Welcome to the world, baby! As a parent, you’ve counted ten fingers, ten toes and changed their first diaper. All seems to be going well until your nurse enters the room to prep your baby for their newborn screening. What’s going on here? Should you be concerned?
Whether you give birth in a hospital or birthing center, your baby will have a newborn screening performed within their first 24-48 hours of life. The tests performed vary by state, but each year, millions of babies in the U.S. are routinely screened to help identify conditions that could affect your child’s long-term health and survival. These tests are so vital that in 2014, former President Barack Obama signed into law the Newborn Screening Saves Lives Reauthorization Act to ensure newborn babies with deadly-yet-treatable, disorders are diagnosed quickly.
Ruben Espinoza, MD, a pediatrician with Banner Children's, discussed why screenings are important and what parents can expect.
They can save and improve lives
With one heel prick, your baby’s blood can help detect rare genetic, hormone-related and metabolic conditions that can lead to serious health problems. Done in the hospital, these screenings help doctors diagnose and quickly treat your baby.
“Having testing done early for certain conditions can help lead to improved outcomes for patients, as we are able to refer them for care as early as possible,” Dr. Espinoza said.
A great example, he said, is detecting hypothyroidism. “If congenital hypothyroidism isn’t detected and corrected within the first several weeks of life, your baby could end up with significant intellectual disability and slow growth. However, if treatment is begun within the first two weeks of life, infants have a high probability of developing normally,” said Dr. Espinoza.
Because nearly 3 in every 1,000 newborns have significant hearing loss, nearly all states also require hearing tests. Dr. Espinoza said if this hearing loss is detected early, infants are able to be referred to specialists to help guarantee the best possible outcome for their long-term hearing.
Which tests will your child need?
It will depend on what state you live in, but most tests include the following:
- Hearing test
- Blood test—screens for conditions, such as phenylketonuria (PKU), congenital hypothyroidism, sickle cell disease and maple syrup urine disease

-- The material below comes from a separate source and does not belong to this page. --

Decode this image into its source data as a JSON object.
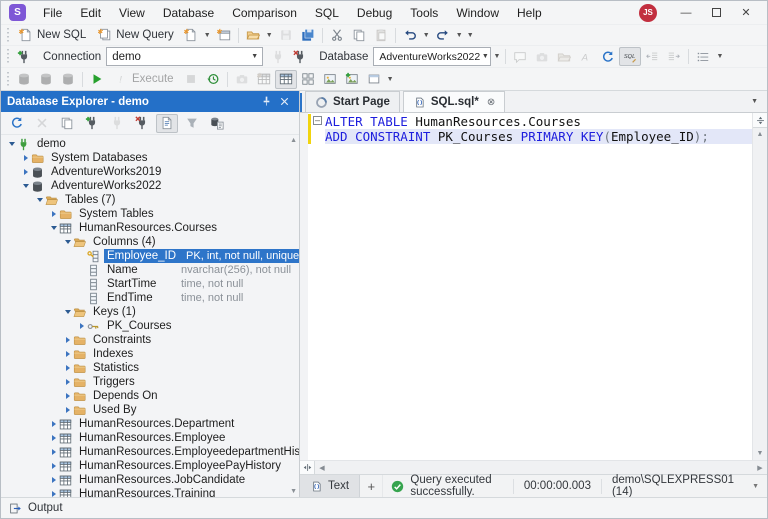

- Pulse oximetry test—measures oxygen in your baby’s blood and checks for a condition called critical congenital heart disease
What if the screening is positive?

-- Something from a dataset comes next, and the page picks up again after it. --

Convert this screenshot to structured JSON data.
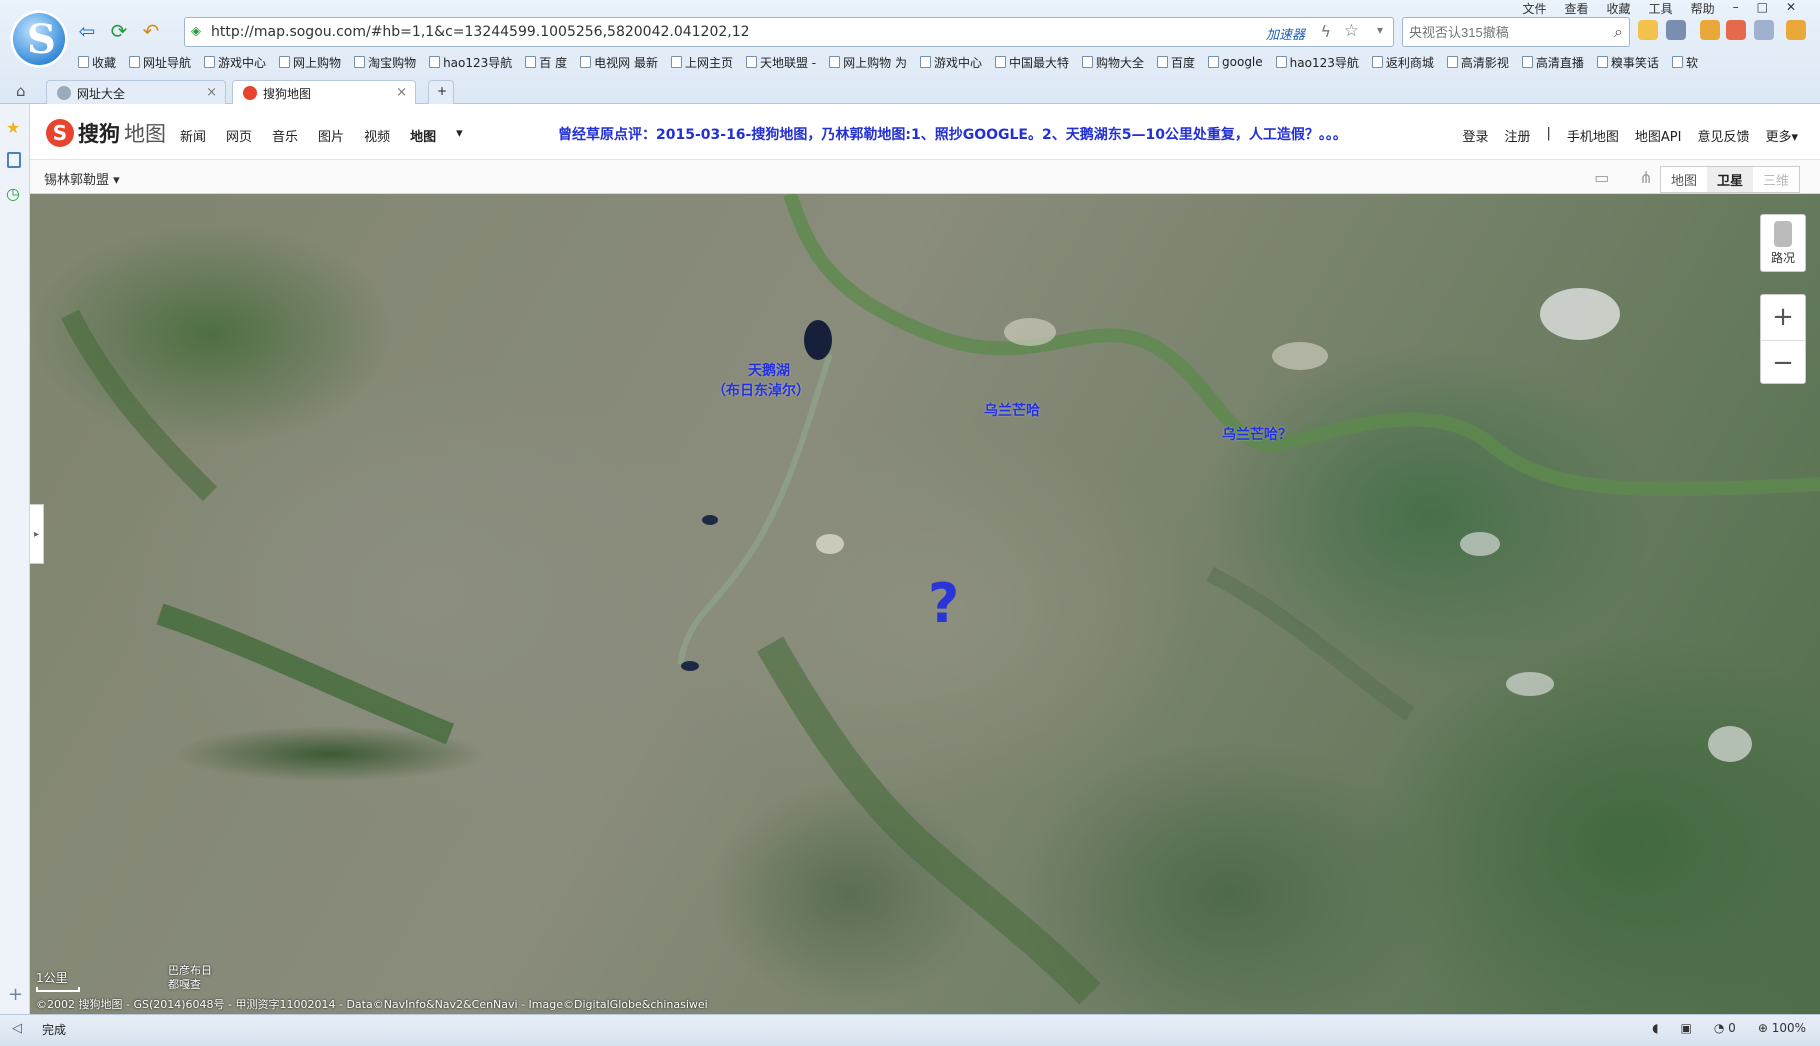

Positive screening results aren’t necessarily a diagnosis; rather, they indicate that further testing must be done for confirmation. You’ll receive a call from your newborn’s place of birth, primary care physician or pediatrician to confirm the results and go over next steps. Upon confirmation, they will identify appropriate management and treatment options and may refer your baby to a specialist.
It’s important to remember that if your baby does have a congenital condition, early detection and treatment will give them the best chance to thrive.

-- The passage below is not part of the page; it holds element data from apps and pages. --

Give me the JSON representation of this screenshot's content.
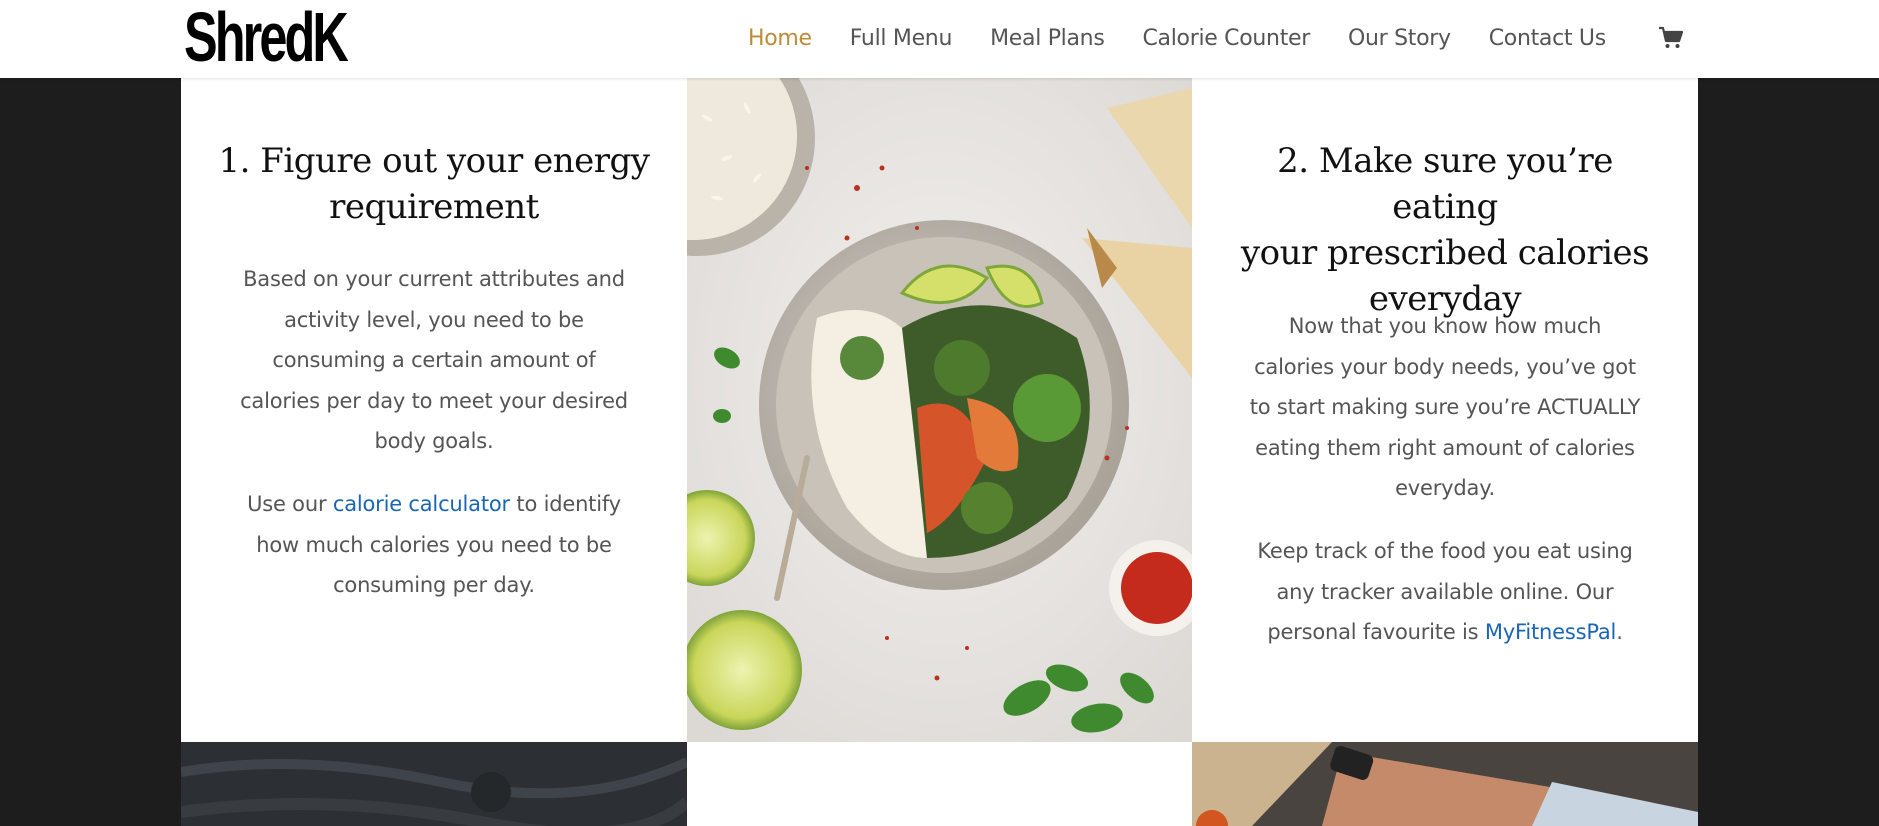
{
  "header": {
    "logo": "ShredK",
    "nav": [
      {
        "label": "Home",
        "active": true
      },
      {
        "label": "Full Menu"
      },
      {
        "label": "Meal Plans"
      },
      {
        "label": "Calorie Counter"
      },
      {
        "label": "Our Story"
      },
      {
        "label": "Contact Us"
      }
    ],
    "cart_icon": "shopping-cart-icon",
    "active_color": "#c08b36"
  },
  "section1": {
    "heading_line1": "1. Figure out your energy",
    "heading_line2": "requirement",
    "para1_lines": [
      "Based on your current attributes and",
      "activity level, you need to be",
      "consuming a certain amount of",
      "calories per day to meet your desired",
      "body goals."
    ],
    "para2_prefix": "Use our ",
    "para2_link": "calorie calculator",
    "para2_suffix_line1": " to identify",
    "para2_line2": "how much calories you need to be",
    "para2_line3": "consuming per day."
  },
  "section2": {
    "heading_line1": "2. Make sure you’re eating",
    "heading_line2": "your prescribed calories",
    "heading_line3": "everyday",
    "para1_lines": [
      "Now that you know how much",
      "calories your body needs, you’ve got",
      "to start making sure you’re ACTUALLY",
      "eating them right amount of calories",
      "everyday."
    ],
    "para2_line1": "Keep track of the food you eat using",
    "para2_line2": "any tracker available online. Our",
    "para2_prefix3": "personal favourite is ",
    "para2_link": "MyFitnessPal",
    "para2_suffix3": "."
  },
  "colors": {
    "link": "#1a66b5",
    "body_text": "#555555",
    "page_background": "#1d1d1d"
  }
}
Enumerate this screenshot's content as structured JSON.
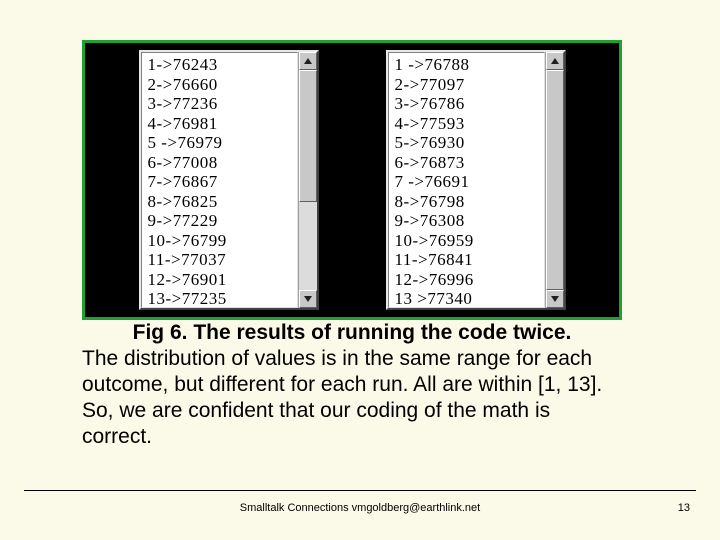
{
  "figure": {
    "run_a": [
      "1->76243",
      "2->76660",
      "3->77236",
      "4->76981",
      "5 ->76979",
      "6->77008",
      "7->76867",
      "8->76825",
      "9->77229",
      "10->76799",
      "11->77037",
      "12->76901",
      "13->77235"
    ],
    "run_b": [
      "1 ->76788",
      "2->77097",
      "3->76786",
      "4->77593",
      "5->76930",
      "6->76873",
      "7 ->76691",
      "8->76798",
      "9->76308",
      "10->76959",
      "11->76841",
      "12->76996",
      "13 >77340"
    ]
  },
  "caption": {
    "title": "Fig 6.  The results of running the code twice.",
    "body": "The distribution of values is in the same range for each outcome, but different for each run.  All are within [1, 13].  So, we are confident that our coding of the math is correct."
  },
  "footer": {
    "text": "Smalltalk Connections  vmgoldberg@earthlink.net",
    "page": "13"
  }
}
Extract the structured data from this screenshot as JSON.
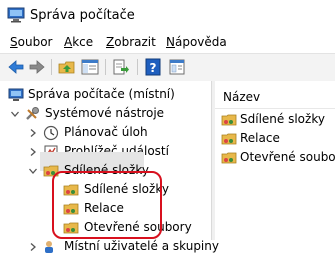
{
  "window": {
    "title": "Správa počítače"
  },
  "menu": [
    {
      "label": "Soubor",
      "key": "S",
      "rest": "oubor"
    },
    {
      "label": "Akce",
      "key": "A",
      "rest": "kce"
    },
    {
      "label": "Zobrazit",
      "key": "Z",
      "rest": "obrazit"
    },
    {
      "label": "Nápověda",
      "key": "N",
      "rest": "ápověda"
    }
  ],
  "toolbar": {
    "buttons": [
      "back-icon",
      "forward-icon",
      "up-folder-icon",
      "show-hide-tree-icon",
      "export-list-icon",
      "help-icon",
      "properties-icon"
    ]
  },
  "tree": {
    "root": "Správa počítače (místní)",
    "system_tools": "Systémové nástroje",
    "task_scheduler": "Plánovač úloh",
    "event_viewer": "Prohlížeč událostí",
    "shared_folders": "Sdílené složky",
    "shares": "Sdílené složky",
    "sessions": "Relace",
    "open_files": "Otevřené soubory",
    "local_users": "Místní uživatelé a skupiny"
  },
  "list": {
    "column_name": "Název",
    "items": [
      "Sdílené složky",
      "Relace",
      "Otevřené soubory"
    ]
  },
  "colors": {
    "annotation": "#d8101e",
    "selection": "#e5e5e5",
    "accent": "#2b5fb4"
  }
}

Need help selecting a pediatrician? Watch this series of videos for things to consider and questions to ask when picking a pediatrician. Find a pediatrician near you at bannerhealth.com.